Thursday, August 09, 2018

Tékumel Shock Syndrome Turned Up to 11

I’ve moved to the ubersuburbs of Seattle recently, so far out you’ll probably need a boat to find me. (You could take a bridge, but that would probably be the long way around.) Thankfully, with the burgeoning popularity of D&D, it didn’t take me long to find a group. The first two people we talked to wanted to learn 5e, so 5e it is. (For now…)

I prefer bespoke campaigns and one of the players said he wanted to play a character with some Aztec-ish cultural aspects. Fine by me; they’ll be fantasy-Aztecs, naturally, probably with tamed dinosaurs and bronze if not iron tools, but I’ll also vet this stuff with the player since I don’t want him thinking I’m making fun of his ancestry.

While I was rolling this stuff around in my head, I came across this interesting article about setting your game shortly after some sort of systemic cultural and geo-political collapse. Neat stuff, and the author makes some good points. After all, that Common tongue had to come from somewhere, right?

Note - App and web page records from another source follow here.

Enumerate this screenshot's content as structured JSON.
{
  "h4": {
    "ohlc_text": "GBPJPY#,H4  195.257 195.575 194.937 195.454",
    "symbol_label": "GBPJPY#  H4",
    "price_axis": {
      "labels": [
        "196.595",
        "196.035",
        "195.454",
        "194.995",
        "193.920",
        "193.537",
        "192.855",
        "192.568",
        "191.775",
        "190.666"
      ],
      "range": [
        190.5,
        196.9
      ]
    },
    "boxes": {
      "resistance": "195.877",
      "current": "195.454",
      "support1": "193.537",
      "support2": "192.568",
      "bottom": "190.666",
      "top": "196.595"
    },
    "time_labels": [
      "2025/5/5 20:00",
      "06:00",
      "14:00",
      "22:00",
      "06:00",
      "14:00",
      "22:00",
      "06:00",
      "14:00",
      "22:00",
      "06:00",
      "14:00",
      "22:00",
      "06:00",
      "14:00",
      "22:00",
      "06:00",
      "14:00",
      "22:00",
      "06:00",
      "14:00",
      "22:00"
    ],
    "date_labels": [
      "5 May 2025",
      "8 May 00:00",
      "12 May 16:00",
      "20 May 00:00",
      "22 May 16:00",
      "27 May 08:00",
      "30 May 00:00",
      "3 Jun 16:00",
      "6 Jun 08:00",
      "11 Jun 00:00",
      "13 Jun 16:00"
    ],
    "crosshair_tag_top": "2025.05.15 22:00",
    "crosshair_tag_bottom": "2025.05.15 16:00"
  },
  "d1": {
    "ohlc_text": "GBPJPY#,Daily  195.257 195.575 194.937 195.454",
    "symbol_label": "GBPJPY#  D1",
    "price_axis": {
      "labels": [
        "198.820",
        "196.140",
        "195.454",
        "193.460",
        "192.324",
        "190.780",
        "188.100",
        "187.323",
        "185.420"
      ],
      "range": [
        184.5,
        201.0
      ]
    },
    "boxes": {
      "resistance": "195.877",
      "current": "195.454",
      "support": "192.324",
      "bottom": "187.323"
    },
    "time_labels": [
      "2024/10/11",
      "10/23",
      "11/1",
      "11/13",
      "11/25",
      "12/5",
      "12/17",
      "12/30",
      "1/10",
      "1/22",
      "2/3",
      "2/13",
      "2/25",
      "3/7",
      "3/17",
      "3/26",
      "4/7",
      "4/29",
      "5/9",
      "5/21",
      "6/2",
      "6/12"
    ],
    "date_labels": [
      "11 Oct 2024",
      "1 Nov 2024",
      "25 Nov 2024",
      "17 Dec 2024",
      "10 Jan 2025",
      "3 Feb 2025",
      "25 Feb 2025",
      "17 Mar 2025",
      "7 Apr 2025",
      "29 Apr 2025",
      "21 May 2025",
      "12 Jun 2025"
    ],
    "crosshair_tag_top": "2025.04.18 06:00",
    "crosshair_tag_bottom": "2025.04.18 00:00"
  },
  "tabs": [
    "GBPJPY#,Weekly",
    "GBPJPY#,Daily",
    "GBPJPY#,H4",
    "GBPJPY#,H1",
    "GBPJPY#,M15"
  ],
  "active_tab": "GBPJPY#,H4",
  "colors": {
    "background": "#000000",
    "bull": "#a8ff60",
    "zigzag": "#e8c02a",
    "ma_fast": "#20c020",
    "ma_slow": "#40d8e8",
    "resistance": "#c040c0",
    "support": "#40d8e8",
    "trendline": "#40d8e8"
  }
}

More on that stuff later; in a post on G+, Kasimir “RPG Pundit” Urbanski chimed in about his true-to-history (but with the magic folks believed in at the time) setting, Lion & Dragon. Now, first off, Urbanski’s absolutely correct; a true-to-history medieval Europe is incredibly alien to modern suburbanites. If you’re looking for a truly different setting, you can’t go wrong with history. But the reason most folks play in pseudo-medieval RenFest fantasy is because everyone knows the lay of the land. The more alien you get, the harder it is for players to act and invest in the setting. I call this (unfairly to Empire of the Petal Throne, but it’s the first place I encountered this sort of thing) Tékumel Shock Syndrome. And while I’m sure Lion & Dragon is pretty cool, it’s something that’s going to show up in spades if you play there.

If I say we're playing a campaign inspired by the Arabian Nights and Orientalist paintings, that's pretty easy for players to wrap their heads around. I show some pictures, explain how camels differ from horses, everyone gives their character an exotic-sounding name, and we're off to the races.

If I say we're playing in a historically accurate Fatimid Caliphate, well, that's a bit tougher, but most folks in a Western suburban environment feels confident in their ignorance of what that means. So they’ll lean on the DM to help them flesh out the details. With some work and dedication, we could get a game rolling, and I imagine such a campaign would be a rewarding experience.

When you start talking about historical England during, for instance, the reign of Richard the Lionhearted, there’s no lack of cool adventuring opportunities, but it’s what people don’t know that they don’t know that’s going to cause trouble. They’re going to be a bit freaked out when told they have to witness their friend deflower his bride and possibly testify to the consummation in an ecclesiastic court, for instance. If they find an inn (which most towns won’t have; even a “tavern” was often a home where the missus had brewed a large pot beer that would look more like stew to modern eyes), they’ll almost certainly be sharing not only a room with strangers, but a bed. Most people live in literal one-room huts. In Scandinavia you might still have folks living in long houses, which are just multi-family one-room huts. (Yes, just one room. No interior doors or walls, so no privacy, no separate bed room, and in the winter you’ll have the animals in the house with you.) They’ll have read something about Magna Charta enshrining the whole “jury by peers” thing, but that’s during John’s reign, and even after that many medieval trials seem as nonsensical to modern eyes as Zak’s “trial by pie” thing.

In short, if you want to do historical correctly, it’s going to take time and effort and a lot of open-mindedness on everyone’s part to pull it off. But if you do, you’ll certainly have a campaign to brag about.

As for me, I’m thinking my Aztec-esque dinotopia is ruled by dragon demi-gods. ;)

3 comments:

faoladh said...

Aztec dinotopia sounds fabulous.

I live in the ubersuburbs of Seattle, in a place that you need a boat to find me or else take a bridge to go the long way around. I'm now wondering if you're in my general area now. Bremerton? Port Orchard? Bainbridge Island? None of these?

trollsmyth said...

Langley on Whidbey, so a wee bit further north and much further, I suspect, out in the Styx.

faoladh said...

Ah, yeah, that's a bit of a walk.